Fourteen sacks in six games.

That’s the total Minnesota defensive ends Jared Allen and Brian Robison have compiled this season, the highest of any duo in the league. Their 14 sacks are also all but three of the Vikings’ sacks as a team in 2011.

That makes it easy to pinpoint the key matchups for Sunday’s game when the Packers offense is on the field.

“It’s going to be a big game for our tackles,” Head Coach Mike McCarthy said. “Both of their ends are playing very well.”

Those tackles would be Marshall Newhouse on the left side and Bryan Bulaga on the right side. Newhouse will be charged with blocking Allen, who leads the league with 9.5 sacks, while Bulaga will get Robison, whom the Vikings thought enough of in the offseason that they let starter Ray Edwards leave in free agency.

For Newhouse, this will mark just his second start at left tackle and third game playing there after being forced into action in Atlanta’s Georgia Dome when Chad Clifton went down with a hamstring injury.

His performance thus far, and particularly in the same type of noisy dome he’ll have to deal with on Sunday, has earned him a strong vote of confidence from the guy Newhouse will have to protect.

“I’m not worried about him,” quarterback Aaron Rodgers said.

Neither are Newhouse’s line mates.

“I’m very confident in him,” center Scott Wells said. “He’s the type of guy who will do fine in that type of environment. He did well in Atlanta with the noise. He’s improved week in and week out, so I look for him to take another step this week.”

In Rodgers’ mind, Robison can be just as disruptive as Allen if the Packers aren’t careful. Rodgers isn’t surprised at all that, as a full-time starter for the first time, Robison is making an impact.

“I was teasing him last year we’d love to have him,” Rodgers said. “He’s a snap-to-whistle player. He’s going to play every play out and chase stuff down from the backside. He’s a guy we really need to make sure we block every play because he brings it 100 percent.”

So does that Metrodome crowd, which forces the visiting team to employ a silent count, giving the pass-rushers the slightest of head starts at the snap.

It’s no accident that 10 of Allen’s and Robison’s 14 combined sacks this year have come in the Vikings’ three home games.

“When it goes into silent count and it’s loud like that, you just have to be in tune with the communication, and you just have to get off on the snap,” Bulaga said. “There’s no magic to it, there’s no formula.

“If you’re late off the snap, those guys do such a good job getting off the ball and getting upfield, you’ll put yourself in a hole.”

The Packers have had their troubles protecting Rodgers in the Metrodome in the past. In his first start there, in 2008, he was sacked four times and the offense sputtered, producing just 184 yards, the third-lowest single-game total of the McCarthy era.

The following year, the offense was far more productive with 424 total yards, but Rodgers absorbed an embarrassing eight sacks as the offensive line had to shuffle to replace an injured Clifton.

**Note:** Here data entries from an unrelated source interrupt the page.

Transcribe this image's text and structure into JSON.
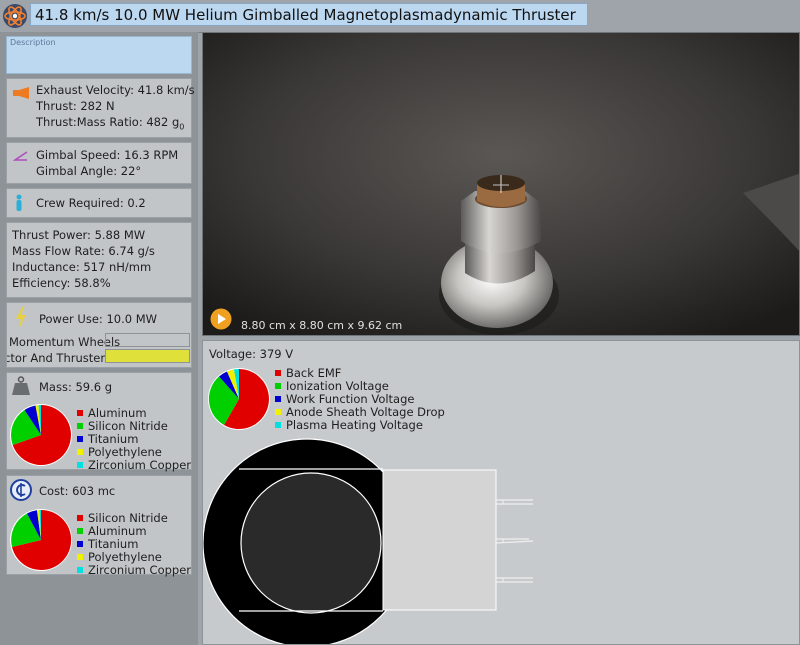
{
  "header": {
    "title": "41.8 km/s 10.0 MW Helium Gimballed Magnetoplasmadynamic Thruster",
    "logo_icon": "atom-icon"
  },
  "description": {
    "label": "Description"
  },
  "exhaust": {
    "velocity": "Exhaust Velocity: 41.8 km/s",
    "thrust": "Thrust: 282 N",
    "ratio": "Thrust:Mass Ratio: 482",
    "ratio_unit": "g",
    "ratio_unit_sub": "0",
    "icon": "exhaust-icon"
  },
  "gimbal": {
    "speed": "Gimbal Speed: 16.3 RPM",
    "angle": "Gimbal Angle: 22°",
    "icon": "gimbal-icon"
  },
  "crew": {
    "label": "Crew Required: 0.2",
    "icon": "crew-icon"
  },
  "power_stats": {
    "thrust_power": "Thrust Power: 5.88 MW",
    "mass_flow": "Mass Flow Rate: 6.74 g/s",
    "inductance": "Inductance: 517 nH/mm",
    "efficiency": "Efficiency: 58.8%"
  },
  "power_use": {
    "label": "Power Use: 10.0 MW",
    "icon": "lightning-icon",
    "item1": "Momentum Wheels",
    "item2": "ector And Thruster",
    "bar_color": "#dfe03a",
    "item1_fill": 0,
    "item2_fill": 1
  },
  "mass": {
    "label": "Mass: 59.6 g",
    "icon": "weight-icon",
    "legend": [
      {
        "name": "Aluminum",
        "color": "#e00000"
      },
      {
        "name": "Silicon Nitride",
        "color": "#00d000"
      },
      {
        "name": "Titanium",
        "color": "#0000d0"
      },
      {
        "name": "Polyethylene",
        "color": "#f0f000"
      },
      {
        "name": "Zirconium Copper",
        "color": "#00e0e0"
      }
    ]
  },
  "cost": {
    "label": "Cost: 603 mc",
    "icon": "credits-icon",
    "legend": [
      {
        "name": "Silicon Nitride",
        "color": "#e00000"
      },
      {
        "name": "Aluminum",
        "color": "#00d000"
      },
      {
        "name": "Titanium",
        "color": "#0000d0"
      },
      {
        "name": "Polyethylene",
        "color": "#f0f000"
      },
      {
        "name": "Zirconium Copper",
        "color": "#00e0e0"
      }
    ]
  },
  "viewport": {
    "dimensions": "8.80 cm x 8.80 cm x 9.62 cm",
    "play_icon": "play-icon"
  },
  "voltage": {
    "label": "Voltage: 379 V",
    "legend": [
      {
        "name": "Back EMF",
        "color": "#e00000"
      },
      {
        "name": "Ionization Voltage",
        "color": "#00d000"
      },
      {
        "name": "Work Function Voltage",
        "color": "#0000d0"
      },
      {
        "name": "Anode Sheath Voltage Drop",
        "color": "#f0f000"
      },
      {
        "name": "Plasma Heating Voltage",
        "color": "#00e0e0"
      }
    ]
  }
}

Both of those games were losses. The Packers lowered the sack total to three in the Metrodome last year as Rodgers threw four touchdown passes in a comfortable 31-3 win.

“You have to play a certain way,” McCarthy said. “You really have to tighten up your focus and discipline.”

The other antidote to the Vikings’ pass-rush is a strong running game.

The Packers haven’t rushed for 100 yards as a team in a game at the Metrodome since 2004, in part because Minnesota’s run-defense has consistently ranked among the best in the league. This year the Vikings rank fifth in that category.

“When you’re going against a team that’s got outstanding pass-rushers, it’s that much more important to be two-dimensional and to be able to run the football so they can’t just pin their ears back and pass-rush the whole time,” Wells said. “We definitely want to be able to run our whole offense.”

Injury updates: McCarthy said he’s anticipating an update on Clifton’s status and a potential timeline for his return during the bye week.

Right guard Josh Sitton (knee) did not practice on Wednesday, and McCarthy said he may be held out of practice until Friday. Sitton has not missed a game since becoming a full-time starter at the beginning of 2009.

Cornerback Sam Shields (concussion) is going through the testing protocol and hasn’t been ruled out of this week’s game.

Outside linebacker Frank Zombo (knee) is out this week, just one week after coming back from a broken shoulder blade. Zombo hyperextended his knee in the St. Louis game, but McCarthy said he thought Zombo would be back after the bye.

Outside linebacker Jamari Lattimore (shoulder) did not practice and may be held out all week, McCarthy said. Lattimore has been dealing with the shoulder issue for several weeks but continuing to play, and McCarthy said the wear and tear is starting to take its toll.

Additional coverage - Oct. 19